Like all New Years’ resolutions, they are usually broken. Of course, I am no exception. Again, I have broken my New Years’ resolution of getting this message to Brian Hirsch, the editor of this publication, on time. I have again broken my New Years’ resolution of writing an article for this publication (which is turning into an annual tradition). Despite raving to others about the excellence of the articles that the Quarterly publishes and the cogent analysis of the relevant appellate decisions from the preceding quarter, I have really done nothing to help out. In looking at the past issues to figure out how much to chastise myself for my inaction, I realized that almost every other member of the Board of Governors has written an article for this publication over the last several years.
Last Spring, in his Editor’s Note, Brian commented on how much family law has changed over his 30+ years in practice and that it showed no sign of slowing. “We all need to do what we can to keep up,” he reminded us. Brian’s comments point out two things. First, the practice of family law is varied and is constantly changing. Second, the Virginia Family Law Quarterly, and its predecessor, Family Law News, have been around a long time (in fact, this is the first issue of its 36th year). Such longevity could only be accomplished with the dedication of a guiding hand and volunteers providing well written articles and comments. We have the guiding hand of our editor but need the contributions of our membership to continue its important work.

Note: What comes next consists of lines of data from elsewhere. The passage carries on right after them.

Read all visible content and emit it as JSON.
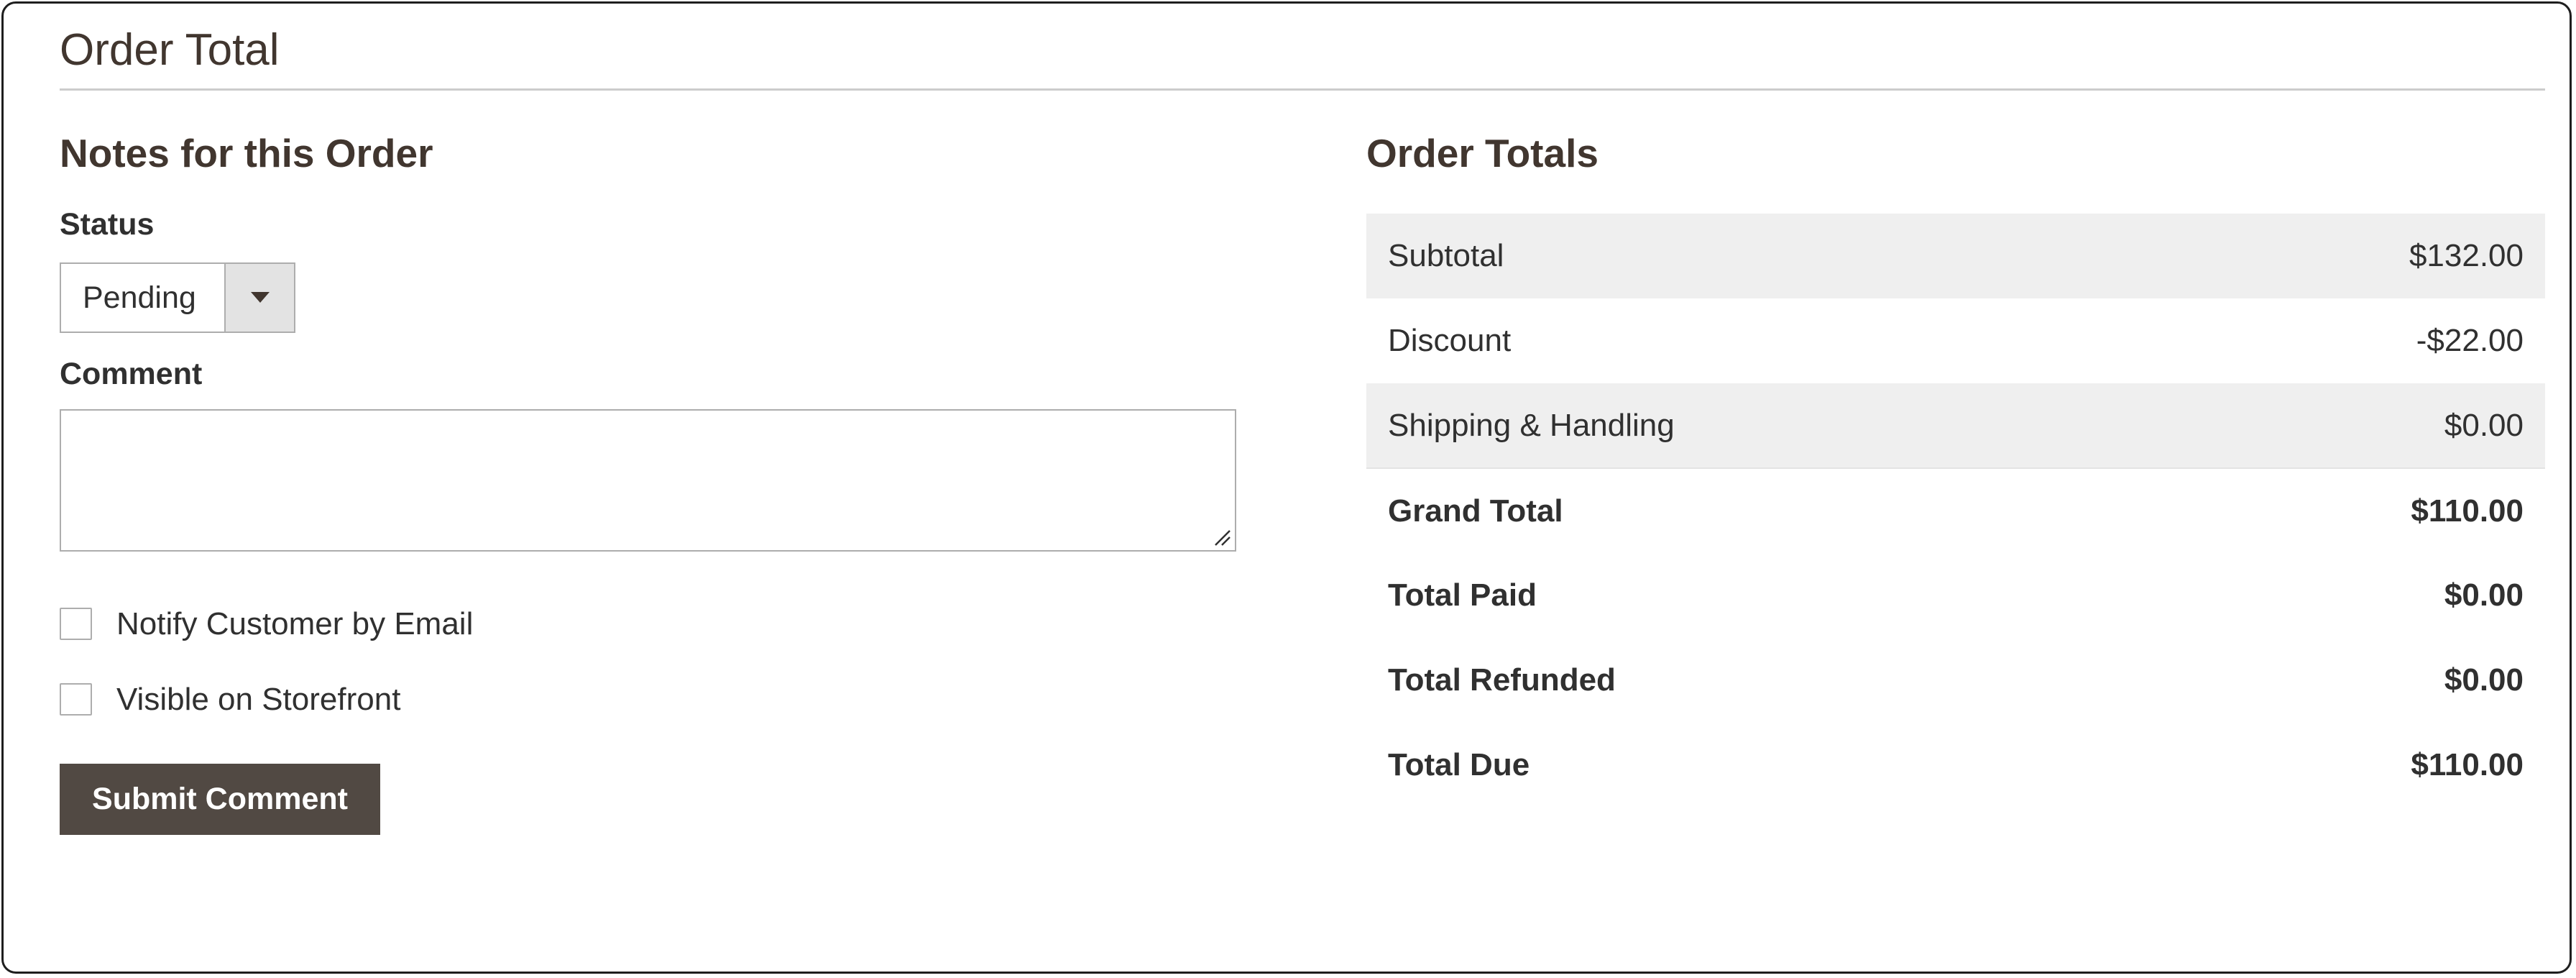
{
  "section": {
    "title": "Order Total"
  },
  "notes": {
    "title": "Notes for this Order",
    "status_label": "Status",
    "status_value": "Pending",
    "comment_label": "Comment",
    "comment_value": "",
    "notify_label": "Notify Customer by Email",
    "notify_checked": false,
    "visible_label": "Visible on Storefront",
    "visible_checked": false,
    "submit_label": "Submit Comment"
  },
  "totals": {
    "title": "Order Totals",
    "rows": [
      {
        "label": "Subtotal",
        "value": "$132.00"
      },
      {
        "label": "Discount",
        "value": "-$22.00"
      },
      {
        "label": "Shipping & Handling",
        "value": "$0.00"
      },
      {
        "label": "Grand Total",
        "value": "$110.00"
      },
      {
        "label": "Total Paid",
        "value": "$0.00"
      },
      {
        "label": "Total Refunded",
        "value": "$0.00"
      },
      {
        "label": "Total Due",
        "value": "$110.00"
      }
    ]
  },
  "colors": {
    "heading": "#41362f",
    "text": "#303030",
    "button_bg": "#514943",
    "row_shade": "#efefef",
    "border": "#adadad"
  },
  "icons": {
    "select_arrow": "caret-down-icon",
    "resize": "resize-grip-icon"
  }
}
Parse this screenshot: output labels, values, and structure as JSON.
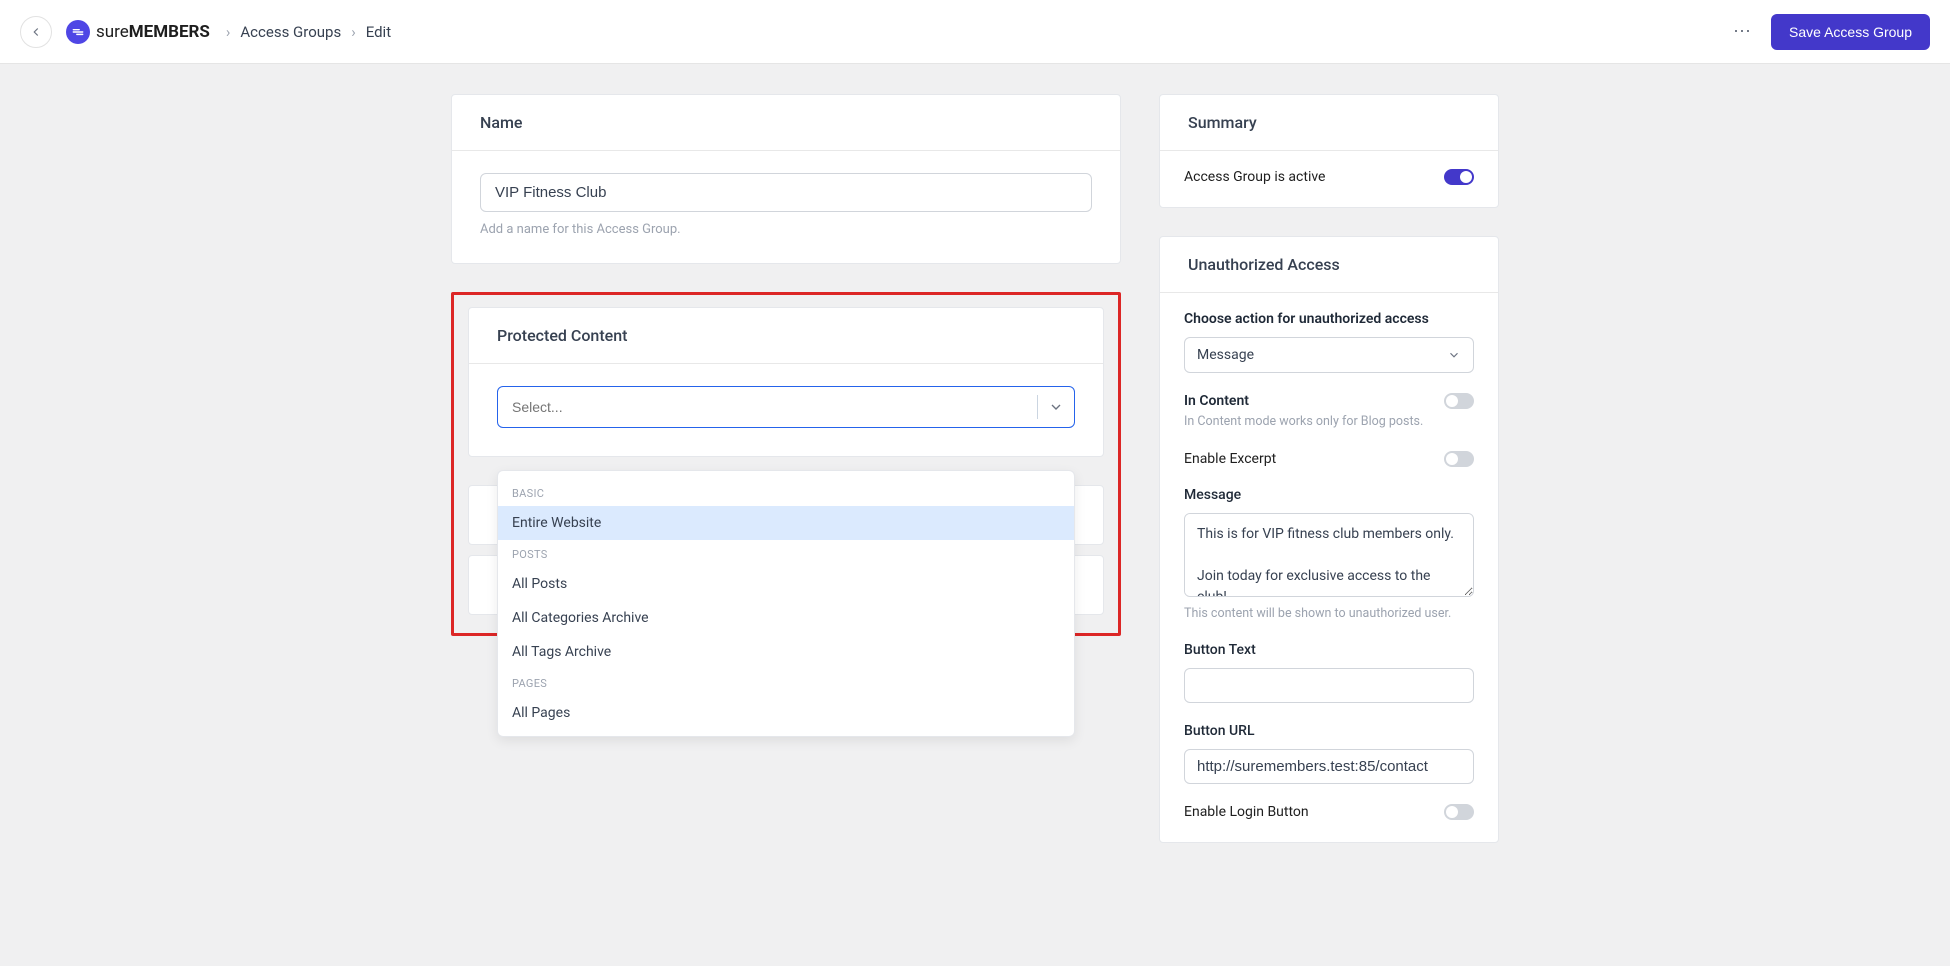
{
  "header": {
    "logo_light": "sure",
    "logo_bold": "MEMBERS",
    "breadcrumb": {
      "item1": "Access Groups",
      "item2": "Edit"
    },
    "save_label": "Save Access Group"
  },
  "name_card": {
    "title": "Name",
    "value": "VIP Fitness Club",
    "help": "Add a name for this Access Group."
  },
  "protected_card": {
    "title": "Protected Content",
    "placeholder": "Select...",
    "dropdown": {
      "group1_label": "BASIC",
      "group1_items": [
        "Entire Website"
      ],
      "group2_label": "POSTS",
      "group2_items": [
        "All Posts",
        "All Categories Archive",
        "All Tags Archive"
      ],
      "group3_label": "PAGES",
      "group3_items": [
        "All Pages"
      ]
    }
  },
  "summary": {
    "title": "Summary",
    "active_label": "Access Group is active"
  },
  "unauth": {
    "title": "Unauthorized Access",
    "action_label": "Choose action for unauthorized access",
    "action_value": "Message",
    "in_content_label": "In Content",
    "in_content_help": "In Content mode works only for Blog posts.",
    "excerpt_label": "Enable Excerpt",
    "message_label": "Message",
    "message_value": "This is for VIP fitness club members only.\n\nJoin today for exclusive access to the club!",
    "message_help": "This content will be shown to unauthorized user.",
    "button_text_label": "Button Text",
    "button_text_value": "",
    "button_url_label": "Button URL",
    "button_url_value": "http://suremembers.test:85/contact",
    "login_btn_label": "Enable Login Button"
  }
}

Thus, when you are finalizing a brief where you have outlined your exhaustive research on a particular legal topic, think how easily that could be converted to an article for publication. Sharing that research beyond the confines of that one case could be beneficial to our fellow members and help with the continuing evolution of this area of practice. Indeed, an article would allow you to expand on the topic and address how it could apply in similar or even different situations. An article for this publication could also be based upon a discussion you are having with other lawyers while hanging around the courthouse, over lunch or around the office or an inspiration you may have when reading the Court of Appeals cases which come out every Tuesday morning. In all likelihood, you have relied on some of the points raised in prior articles and continuing that tradition can only help us keep up with the ever-changing landscape.
On a completely unrelated note, I want to thank our members who have taken the time to respond to surveys that the Board of Governors has conducted over the last couple of years, notably the surveys related to spousal support guidelines and the use of guardians ad litem. While they continue to be works in progress, we have received a lot of invaluable feedback from our members which will help the Board immensely in the future.
We plan to rely on our members in the future with more surveys – as well as to help continue the work of this fine publication by soliciting contributions (intellectual, not money).
Charles E. Powers, Chair
Family Law Section